Tabletop Game Review – Jurassic Parts
Jurassic Parts by 25th Century Games
Players: 2 to 5
Playtime: 30 to 40 minutes
Perfect for: Players of all ages who enjoy strategic set collection and area control games (and dinosaurs of course, but who doesn’t love dinosaurs??).
Jurassic Parts is a game of fossil excavation! Each player assumes the role of a paleontologist seeking fame and glory by finding and collecting dinosaur bones within a massive site. But they aren’t alone—other diggers are working hard in parallel, so players must be cunning in order to procure the bones they seek before others snag them.
To begin Jurassic Parts, two to five players collect their player mat and 12 chisels. Next, players will construct the Slab: an arrangement of about 57 randomly connected hexagonal tiles, some face up and others hidden. These tiles contain bones from various dinosaurs. When particular sets get collected, they form complete skeletons, netting the player points.
On a turn, players move three dull chisels to the sharpened side of their player mat. Diggers then spend chisels to break apart the Slab, placing at least one of these resources on the board on an unoccupied edge between two tiles. Eventually, a complete line of chisels from edge to edge will be formed. This causes a section of the Slab to break off. Players who contributed to the break acquire a number of tiles proportional to the number of their chisels used. Play continues until all tiles have been claimed. The paleontologist with the most points—determined by tile sets—is the winner.
What works in Jurassic Parts is the highly engaging strategic elements combined with a great theme. Players must be very clever in their execution as they evade attempts from the competition to swoop in and thwart well laid plans. Adding to the fun is a myriad of variables that can change the dynamic of a turn. For example, the resource of amber is used to gain powerups. These includes sharpening additional chisels on a turn or ignoring the amount of chisels needed for placement on the Slab. There are even optional resource cards that can be used in the game to add more variety to the proceedings. All in all, players must be acutely aware of what their opponents are up to and plan accordingly which keeps Jurassic Parts exciting from beginning to end.

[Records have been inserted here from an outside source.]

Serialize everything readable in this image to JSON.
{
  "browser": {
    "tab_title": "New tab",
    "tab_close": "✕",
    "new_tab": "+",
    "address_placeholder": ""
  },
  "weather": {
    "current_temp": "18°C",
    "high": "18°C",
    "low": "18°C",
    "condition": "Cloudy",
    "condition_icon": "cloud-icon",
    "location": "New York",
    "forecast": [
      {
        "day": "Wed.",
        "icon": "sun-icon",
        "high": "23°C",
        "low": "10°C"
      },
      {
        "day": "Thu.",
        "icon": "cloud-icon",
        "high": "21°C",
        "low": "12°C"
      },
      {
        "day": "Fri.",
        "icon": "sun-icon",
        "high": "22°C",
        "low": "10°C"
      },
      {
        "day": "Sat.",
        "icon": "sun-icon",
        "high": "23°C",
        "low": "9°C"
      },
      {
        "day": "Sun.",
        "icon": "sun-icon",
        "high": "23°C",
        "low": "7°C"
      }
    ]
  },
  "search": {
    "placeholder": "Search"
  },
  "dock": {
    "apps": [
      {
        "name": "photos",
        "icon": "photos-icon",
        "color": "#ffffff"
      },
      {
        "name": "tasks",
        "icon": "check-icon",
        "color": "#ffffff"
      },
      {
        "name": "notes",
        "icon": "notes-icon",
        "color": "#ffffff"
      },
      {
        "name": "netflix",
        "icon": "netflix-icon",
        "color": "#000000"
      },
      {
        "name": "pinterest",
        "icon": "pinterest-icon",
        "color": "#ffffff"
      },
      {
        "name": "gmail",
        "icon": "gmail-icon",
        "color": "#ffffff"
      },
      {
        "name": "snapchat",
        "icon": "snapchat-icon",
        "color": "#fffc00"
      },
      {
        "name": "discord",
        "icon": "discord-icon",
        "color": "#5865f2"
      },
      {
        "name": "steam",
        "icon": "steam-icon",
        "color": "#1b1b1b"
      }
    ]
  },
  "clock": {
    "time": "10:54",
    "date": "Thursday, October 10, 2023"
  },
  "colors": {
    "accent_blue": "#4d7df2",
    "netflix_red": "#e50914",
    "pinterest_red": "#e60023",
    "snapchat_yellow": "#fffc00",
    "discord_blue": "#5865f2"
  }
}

RELATED: Tabletop Game Review – Shōbu
Players who do not enjoy direct competition, especially the element of player versus player sabotage, may not enjoy Jurassic Parts as much as others. The game is at its best when diggers attempt to outwit and outplay each other, essentially claiming and/or stealing tiles out from others. This could cause frustration for some people. However, if everyone understands and accepts this premise going in, everything should be amicable.
Jurassic Parts is an excellent set collection game. The chisel mechanic is really amusing and works great with the dinosaur premise. And because of the resource cards and amber powerups, Jurassic Parts has a lot of replay value. Highly recommended, especially for dino enthusiast gamers.
Recommended if you like: Draftosaurus, Splendor, Quetzal